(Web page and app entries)
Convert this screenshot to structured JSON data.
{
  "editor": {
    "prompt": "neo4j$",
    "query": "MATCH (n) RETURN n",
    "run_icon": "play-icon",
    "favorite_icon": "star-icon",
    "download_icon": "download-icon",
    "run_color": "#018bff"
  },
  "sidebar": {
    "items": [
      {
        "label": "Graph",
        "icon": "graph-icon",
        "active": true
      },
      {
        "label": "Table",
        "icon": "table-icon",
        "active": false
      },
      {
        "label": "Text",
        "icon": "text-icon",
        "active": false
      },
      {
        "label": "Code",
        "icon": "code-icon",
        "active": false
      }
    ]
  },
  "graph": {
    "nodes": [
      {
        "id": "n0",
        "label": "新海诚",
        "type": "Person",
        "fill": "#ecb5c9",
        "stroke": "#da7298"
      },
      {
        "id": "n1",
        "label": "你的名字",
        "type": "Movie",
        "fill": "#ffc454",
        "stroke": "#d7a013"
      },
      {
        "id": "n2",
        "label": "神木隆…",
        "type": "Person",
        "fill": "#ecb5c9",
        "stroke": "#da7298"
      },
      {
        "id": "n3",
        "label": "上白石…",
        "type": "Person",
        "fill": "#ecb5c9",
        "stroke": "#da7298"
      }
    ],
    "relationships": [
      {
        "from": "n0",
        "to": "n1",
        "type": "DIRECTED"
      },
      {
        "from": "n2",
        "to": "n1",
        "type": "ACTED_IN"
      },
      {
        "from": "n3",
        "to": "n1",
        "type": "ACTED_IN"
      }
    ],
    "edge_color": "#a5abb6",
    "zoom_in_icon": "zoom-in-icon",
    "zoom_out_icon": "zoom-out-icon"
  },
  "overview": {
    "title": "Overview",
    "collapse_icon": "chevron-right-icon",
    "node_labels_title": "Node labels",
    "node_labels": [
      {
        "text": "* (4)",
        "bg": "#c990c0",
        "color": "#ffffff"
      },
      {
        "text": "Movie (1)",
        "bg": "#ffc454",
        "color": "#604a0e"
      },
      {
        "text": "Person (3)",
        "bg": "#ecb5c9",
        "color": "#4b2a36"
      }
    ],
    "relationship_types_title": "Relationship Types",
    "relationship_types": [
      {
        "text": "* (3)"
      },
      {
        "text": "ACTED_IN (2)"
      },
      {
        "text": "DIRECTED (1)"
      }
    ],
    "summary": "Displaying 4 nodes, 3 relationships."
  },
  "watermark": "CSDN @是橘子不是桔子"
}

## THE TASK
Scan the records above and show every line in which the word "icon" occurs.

## TASK RESPONSE
    "run_icon": "play-icon",
    "favorite_icon": "star-icon",
    "download_icon": "download-icon",
        "icon": "graph-icon",
        "icon": "table-icon",
        "icon": "text-icon",
        "icon": "code-icon",
    "zoom_in_icon": "zoom-in-icon",
    "zoom_out_icon": "zoom-out-icon"
    "collapse_icon": "chevron-right-icon",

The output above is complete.